I doubt you would have considered the scientific methodology of dealing with the null hypothesis. As my esteeemed colleague has explained to you. We know the effect of the cannister but do not know how exactly this occurs.
The information upon the distrubition is not available as we have the number of strikes but not a clear distribution that would only come from looking at the targets with indication of the different strikes. There is no data upon what happened to those parts that missed.
There are different constructions of cannister and would operate in different manner. The British case shot seem to have acted as follows. The wooden and in some cases metal base acted as a piston assisting in the expelling of the balls hence the limited range described. The French cannister had a solid bottom which means that this would have to be perferated first. Austrian cannister shows another design with a smaller base than the closed tube so may have acted more efficiently.
There are plenty of period comments upon the unreliability of cannister. Many countries had a very low allowance of cannister yet the engagement ranges were within those of cannister and used shot.
The discussion and that is what it is, was to explore this area to see if there was a better understanding upon the mechanism. The word rupture has been used but there has been no definition as to what this was and how. What happened to the tin cannister? It does not just evaporate in the tube. Tin oxides are not volatile and a calculation of the amount of tin would seriously build up.

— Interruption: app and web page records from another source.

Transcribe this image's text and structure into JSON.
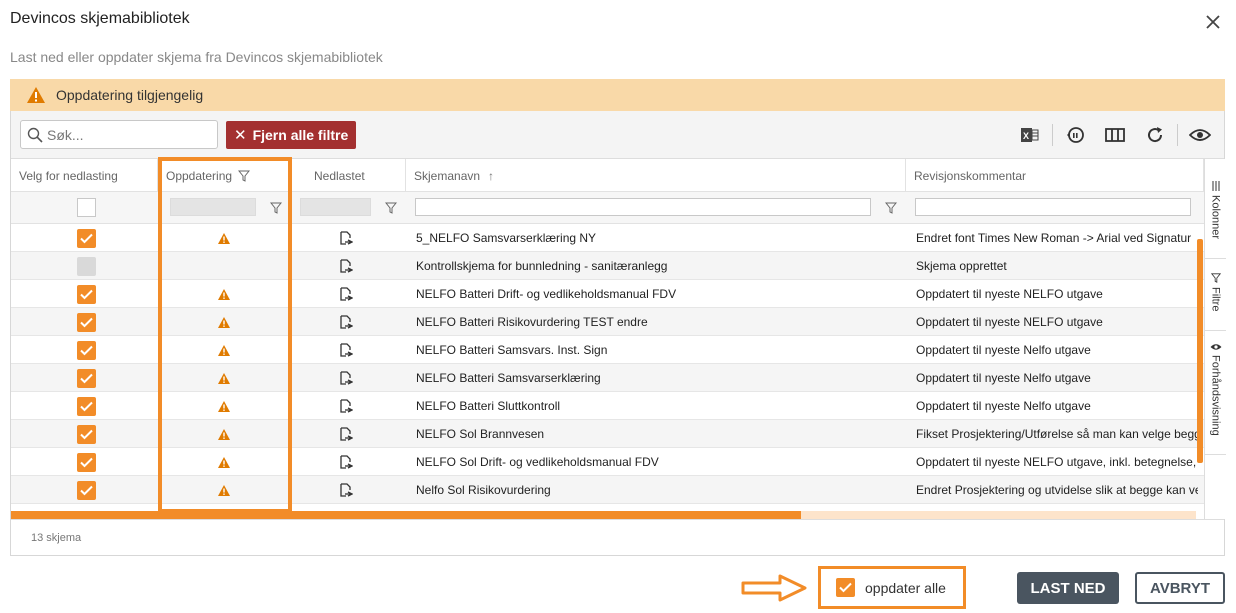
{
  "dialog": {
    "title": "Devincos skjemabibliotek",
    "subtitle": "Last ned eller oppdater skjema fra Devincos skjemabibliotek"
  },
  "banner": {
    "text": "Oppdatering tilgjengelig"
  },
  "toolbar": {
    "search_placeholder": "Søk...",
    "remove_filters_label": "Fjern alle filtre",
    "icons": [
      "excel-export-icon",
      "history-icon",
      "columns-icon",
      "refresh-icon",
      "eye-icon"
    ]
  },
  "columns": {
    "select": "Velg for nedlasting",
    "update": "Oppdatering",
    "downloaded": "Nedlastet",
    "name": "Skjemanavn",
    "comment": "Revisjonskommentar"
  },
  "rows": [
    {
      "checked": true,
      "update": true,
      "name": "5_NELFO Samsvarserklæring NY",
      "comment": "Endret font Times New Roman -> Arial ved Signatur"
    },
    {
      "checked": false,
      "update": false,
      "name": "Kontrollskjema for bunnledning - sanitæranlegg",
      "comment": "Skjema opprettet"
    },
    {
      "checked": true,
      "update": true,
      "name": "NELFO Batteri Drift- og vedlikeholdsmanual FDV",
      "comment": "Oppdatert til nyeste NELFO utgave"
    },
    {
      "checked": true,
      "update": true,
      "name": "NELFO Batteri Risikovurdering TEST endre",
      "comment": "Oppdatert til nyeste NELFO utgave"
    },
    {
      "checked": true,
      "update": true,
      "name": "NELFO Batteri Samsvars. Inst. Sign",
      "comment": "Oppdatert til nyeste Nelfo utgave"
    },
    {
      "checked": true,
      "update": true,
      "name": "NELFO Batteri Samsvarserklæring",
      "comment": "Oppdatert til nyeste Nelfo utgave"
    },
    {
      "checked": true,
      "update": true,
      "name": "NELFO Batteri Sluttkontroll",
      "comment": "Oppdatert til nyeste Nelfo utgave"
    },
    {
      "checked": true,
      "update": true,
      "name": "NELFO Sol Brannvesen",
      "comment": "Fikset Prosjektering/Utførelse så man kan velge begg"
    },
    {
      "checked": true,
      "update": true,
      "name": "NELFO Sol Drift- og vedlikeholdsmanual FDV",
      "comment": "Oppdatert til nyeste NELFO utgave, inkl. betegnelse, o"
    },
    {
      "checked": true,
      "update": true,
      "name": "Nelfo Sol Risikovurdering",
      "comment": "Endret Prosjektering og utvidelse slik at begge kan ve"
    }
  ],
  "side_tabs": [
    "Kolonner",
    "Filtre",
    "Forhåndsvisning"
  ],
  "footer": {
    "count": "13 skjema"
  },
  "update_all": {
    "label": "oppdater alle",
    "checked": true
  },
  "buttons": {
    "download": "LAST NED",
    "cancel": "AVBRYT"
  },
  "colors": {
    "accent": "#f28c28",
    "danger": "#a33030",
    "primary_button": "#4a5560",
    "banner_bg": "#f9d9a8"
  }
}
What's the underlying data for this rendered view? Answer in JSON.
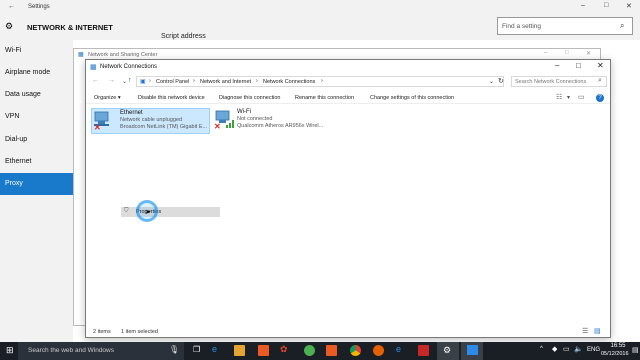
{
  "settings": {
    "window_title": "Settings",
    "section_title": "NETWORK & INTERNET",
    "search_placeholder": "Find a setting",
    "nav_items": [
      {
        "label": "Wi-Fi"
      },
      {
        "label": "Airplane mode"
      },
      {
        "label": "Data usage"
      },
      {
        "label": "VPN"
      },
      {
        "label": "Dial-up"
      },
      {
        "label": "Ethernet"
      },
      {
        "label": "Proxy"
      }
    ],
    "partial_text": "Script address"
  },
  "nsc": {
    "title": "Network and Sharing Center"
  },
  "nc": {
    "title": "Network Connections",
    "breadcrumb": [
      "Control Panel",
      "Network and Internet",
      "Network Connections"
    ],
    "search_placeholder": "Search Network Connections",
    "toolbar": {
      "organize": "Organize",
      "disable": "Disable this network device",
      "diagnose": "Diagnose this connection",
      "rename": "Rename this connection",
      "change": "Change settings of this connection"
    },
    "adapters": [
      {
        "name": "Ethernet",
        "status": "Network cable unplugged",
        "device": "Broadcom NetLink (TM) Gigabit E..."
      },
      {
        "name": "Wi-Fi",
        "status": "Not connected",
        "device": "Qualcomm Atheros AR956x Wirel..."
      }
    ],
    "context_item": "Properties",
    "status_items": "2 items",
    "status_selected": "1 item selected"
  },
  "taskbar": {
    "search_placeholder": "Search the web and Windows",
    "language": "ENG",
    "time": "16:55",
    "date": "05/12/2016"
  },
  "colors": {
    "accent": "#1979ca",
    "selected_bg": "#cce8ff",
    "taskbar": "#1a1f26"
  }
}
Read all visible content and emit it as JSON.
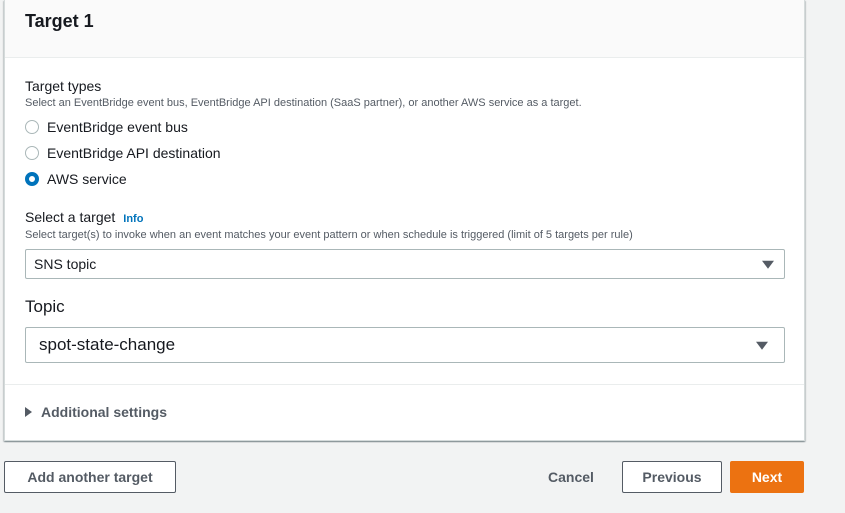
{
  "target": {
    "title": "Target 1",
    "types": {
      "label": "Target types",
      "description": "Select an EventBridge event bus, EventBridge API destination (SaaS partner), or another AWS service as a target.",
      "options": [
        {
          "label": "EventBridge event bus",
          "checked": false
        },
        {
          "label": "EventBridge API destination",
          "checked": false
        },
        {
          "label": "AWS service",
          "checked": true
        }
      ]
    },
    "select_target": {
      "label": "Select a target",
      "info": "Info",
      "description": "Select target(s) to invoke when an event matches your event pattern or when schedule is triggered (limit of 5 targets per rule)",
      "value": "SNS topic"
    },
    "topic": {
      "label": "Topic",
      "value": "spot-state-change"
    },
    "additional_settings": "Additional settings"
  },
  "footer": {
    "add_target": "Add another target",
    "cancel": "Cancel",
    "previous": "Previous",
    "next": "Next"
  },
  "colors": {
    "accent": "#0073bb",
    "primary_button": "#ec7211"
  }
}
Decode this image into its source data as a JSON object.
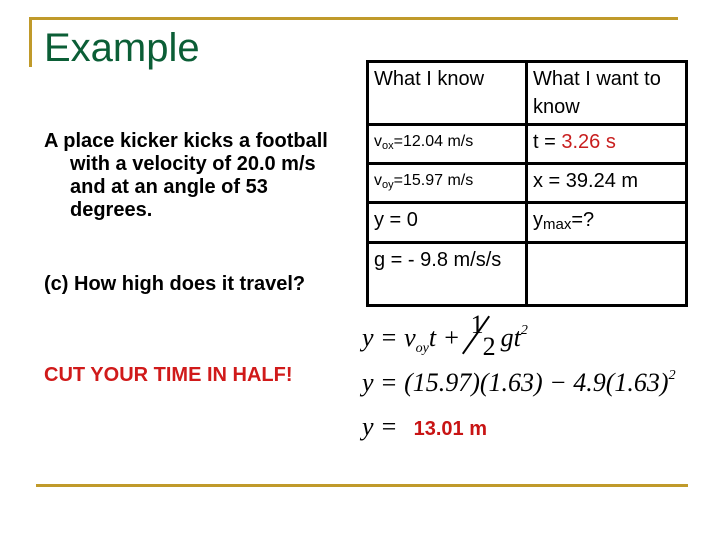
{
  "slide": {
    "title": "Example",
    "problem_text": "A place kicker kicks a football with a velocity of 20.0 m/s and at an angle of 53 degrees.",
    "question_text": "(c) How high does it travel?",
    "hint_text": "CUT YOUR TIME IN HALF!",
    "colors": {
      "title": "#0b5e36",
      "rule": "#c09a2a",
      "highlight": "#c81e1e"
    }
  },
  "table": {
    "headers": [
      "What I know",
      "What I want to know"
    ],
    "rows": [
      {
        "known": {
          "var": "v",
          "sub": "ox",
          "value": "=12.04 m/s"
        },
        "want_prefix": "t = ",
        "want_value": "3.26 s"
      },
      {
        "known": {
          "var": "v",
          "sub": "oy",
          "value": "=15.97 m/s"
        },
        "want": "x = 39.24 m"
      },
      {
        "known_text": "y = 0",
        "want": {
          "var": "y",
          "sub": "max",
          "value": "=?"
        }
      },
      {
        "known_text": "g = - 9.8 m/s/s",
        "want_text": ""
      }
    ]
  },
  "equations": {
    "eq1": {
      "lhs": "y = v",
      "sub": "oy",
      "mid": "t + ",
      "num": "1",
      "den": "2",
      "rhs": "gt",
      "exp": "2"
    },
    "eq2": {
      "text": "y = (15.97)(1.63) − 4.9(1.63)",
      "exp": "2"
    },
    "eq3": {
      "lhs": "y =",
      "answer": "13.01 m"
    }
  }
}
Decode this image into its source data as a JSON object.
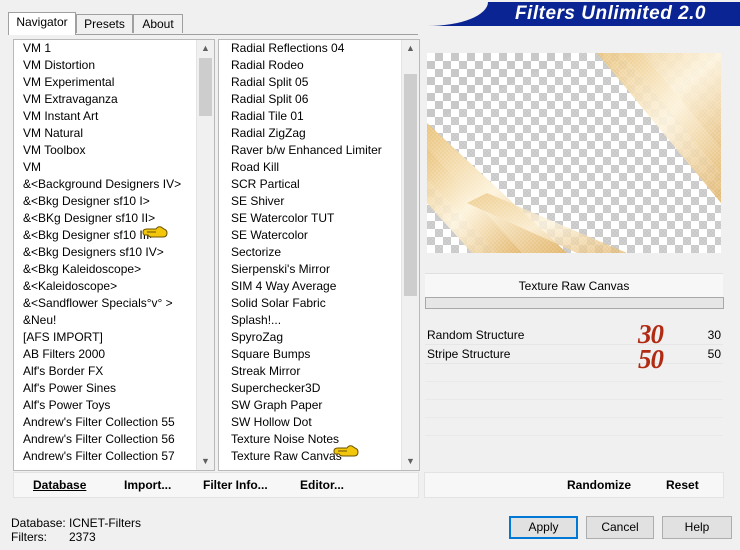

Yes I have looked at nearly all the artillery manuals and the questions here are left unanswered.